Skip to content

Assisting district authorities to improve access to water and sanitation in rural Tanzania

Access to water and sanitation in rural areas calls for more than a technical fix. Policymakers nowadays increasingly abhor the notion that top-down approaches that downplay local authorities may ever work. We at EScGD have come to the same conclusion after almost a decade of close work with rural District Water Departments in Tanzania.

The district of Same in the Kilimanjaro Region encapsulates a good number of the obstacles to safe water and sanitation in Tanzania. The area became the target of the pilot phase of the Rural Water Supply and Sanitation Program, an intervention by the Tanzanian government that stretched from 2002 through 2008. The pilot program was meant to address long-standing barriers to access – e.g. a dearth of water points, non-functional pumps installed in previous programs, or weaknesses in local capacities for management. The District Water Department was deemed crucial. Local authorities were assisted in this regard by the Spanish NGO Ingeniería Sin Fronteras ApD (ISF-ApD), which implemented a parallel scheme intended to tackle poor sustainability, a chief deficiency of erstwhile interventions.

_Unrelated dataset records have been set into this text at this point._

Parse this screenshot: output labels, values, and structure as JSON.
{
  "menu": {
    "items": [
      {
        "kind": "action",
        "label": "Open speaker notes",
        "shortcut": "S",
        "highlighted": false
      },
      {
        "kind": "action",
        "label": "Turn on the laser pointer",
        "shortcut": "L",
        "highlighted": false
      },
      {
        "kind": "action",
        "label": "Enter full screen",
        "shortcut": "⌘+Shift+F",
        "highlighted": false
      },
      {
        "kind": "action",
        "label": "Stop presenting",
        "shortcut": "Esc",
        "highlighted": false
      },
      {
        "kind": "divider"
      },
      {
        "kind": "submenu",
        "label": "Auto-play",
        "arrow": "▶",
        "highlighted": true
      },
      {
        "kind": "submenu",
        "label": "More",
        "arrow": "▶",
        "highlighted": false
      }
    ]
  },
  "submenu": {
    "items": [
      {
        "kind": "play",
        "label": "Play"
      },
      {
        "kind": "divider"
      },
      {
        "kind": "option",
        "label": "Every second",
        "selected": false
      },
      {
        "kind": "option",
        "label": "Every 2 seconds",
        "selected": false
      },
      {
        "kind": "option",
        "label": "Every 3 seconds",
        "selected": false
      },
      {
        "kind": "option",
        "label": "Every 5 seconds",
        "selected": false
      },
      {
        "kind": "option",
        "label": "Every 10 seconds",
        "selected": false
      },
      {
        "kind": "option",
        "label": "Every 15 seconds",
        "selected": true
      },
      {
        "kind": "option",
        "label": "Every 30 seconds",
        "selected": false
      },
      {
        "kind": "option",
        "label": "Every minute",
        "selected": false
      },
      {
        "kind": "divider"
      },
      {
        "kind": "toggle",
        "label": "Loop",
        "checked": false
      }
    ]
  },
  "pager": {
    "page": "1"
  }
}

Thus, our first study characterized the status of water points across the district of Same. The exercise was carried out twice, first as a baseline study by the end of 2006, and subsequently again in July 2009. The second exercise also included the Kigoma and Kibondo Rural districts, up to a total of 3,363 water points. By contrast with conventional approaches to Water Point Mapping, we also measured the usual parameters but also included water quality and year-round functionality – an approach later replicated in Kenya. The analysis provided solid evidence to the hypothesis that functionality rates decrease dramatically over time, and that the service delivery approach underlying past interventions is not particularly helpful for sustainability. Equally interesting, the study also underscored that the existing capacities in the communities substantially shaped long-term sustainability. As a result, ISF-ApD and EScGD pioneered the introduction of an innovative solution, Water and Sanitation Unit Support, comprising members of nine departments, as a strategy to improve community management.



Our research over the years has also highlighted the relevance of the sociopolitical dimension. The Alejandro Jiménez’s doctoral dissertation in 2010 surfaced how policy incoherence, technical weaknesses in implementation and political influences undermined an allocation of resources based upon considerations of low coverage. Thereby, for instance, those communities that contributed more cash were prioritized. Such evidences connected with a parallel research stream that unveiled that only one third of development funds for water and sanitation actually went to the villages. To tackle those shortcomings, EScGD assisted in the elaboration of a new district plan premised upon needs rather than upon demands.

We do not call however for a neglect of technical analyses. In fact, by examining conventional aspects such as quality – i.e. colony-forming units – and type of technology, we have established that governmental figures for coverage in Tanzania are systematically overestimated. Thus, when quality and seasonality were factored in, coverage fell by 40% on average. If only because of that, more comprehensive methodologies for Water Point Mapping need be adopted – at a cost of only 20 dollars per water point. The charm of technical fixes, nevertheless, cannot obscure the relevance of the policy aspects, particularly at the local level. 

Filed under: